Protest Against U.S. Military Bases in Japan
Picture shows a demonstration of over 3,000 people rallying near a large U.S. air base in Ginowan City to demand the withdrawal of U.S. troops from Okinawa and Japan and to mark the 41 year anniversary of the end of direct U.S. military rule of the island of Okinawa.
The demonstration took place at the end of a three day march which began in the northern region of Okinawa where the Pentagon plans to open a new base as part of its global realignment of military forces.
From 1945 to 1972, the Japanese island of Okinawa was occupied and ruled directly by the U.S. military. Today, the U.S. maintains over 40,000 troops in Japan, with about three quarters stationed on the island of Okinawa.
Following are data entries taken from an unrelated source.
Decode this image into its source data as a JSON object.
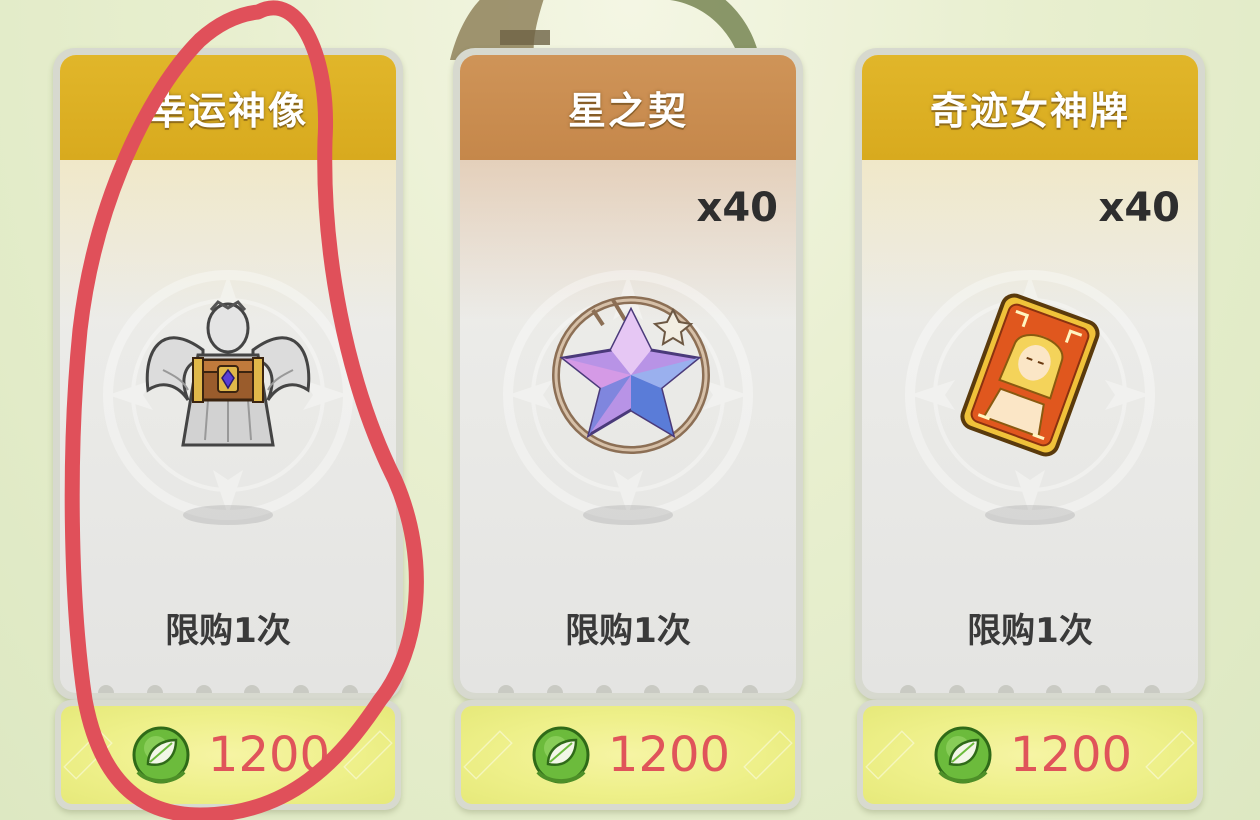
{
  "shop": {
    "items": [
      {
        "title": "幸运神像",
        "quantity": "",
        "limit": "限购1次",
        "price": "1200",
        "icon": "angel-statue-chest-icon",
        "header_color": "#dcb023"
      },
      {
        "title": "星之契",
        "quantity": "x40",
        "limit": "限购1次",
        "price": "1200",
        "icon": "star-crystal-icon",
        "header_color": "#c98d50"
      },
      {
        "title": "奇迹女神牌",
        "quantity": "x40",
        "limit": "限购1次",
        "price": "1200",
        "icon": "goddess-card-icon",
        "header_color": "#dcb023"
      }
    ],
    "currency_icon": "leaf-orb-icon",
    "colors": {
      "price_text": "#e0545a",
      "annotation_stroke": "#e0505a"
    }
  }
}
The U.S. military occupation of Japan is not only a constant danger and threat to the Japanese people, but to the peoples throughout Asia. U.S. bases in Okinawa and Japan remain one of the principal means through which U.S. imperialism projects its military power in the region. Today especially, when the dangers of war are growing, both as a result of imperialism's implacable opposition to the demand of the oppressed nations and peoples for sovereignty and independence, as well as from the intensifying rivalries between the various imperialist powers themselves, the struggle of the Japanese people against U.S. military bases is an important part of the world-wide struggle against militarism and war.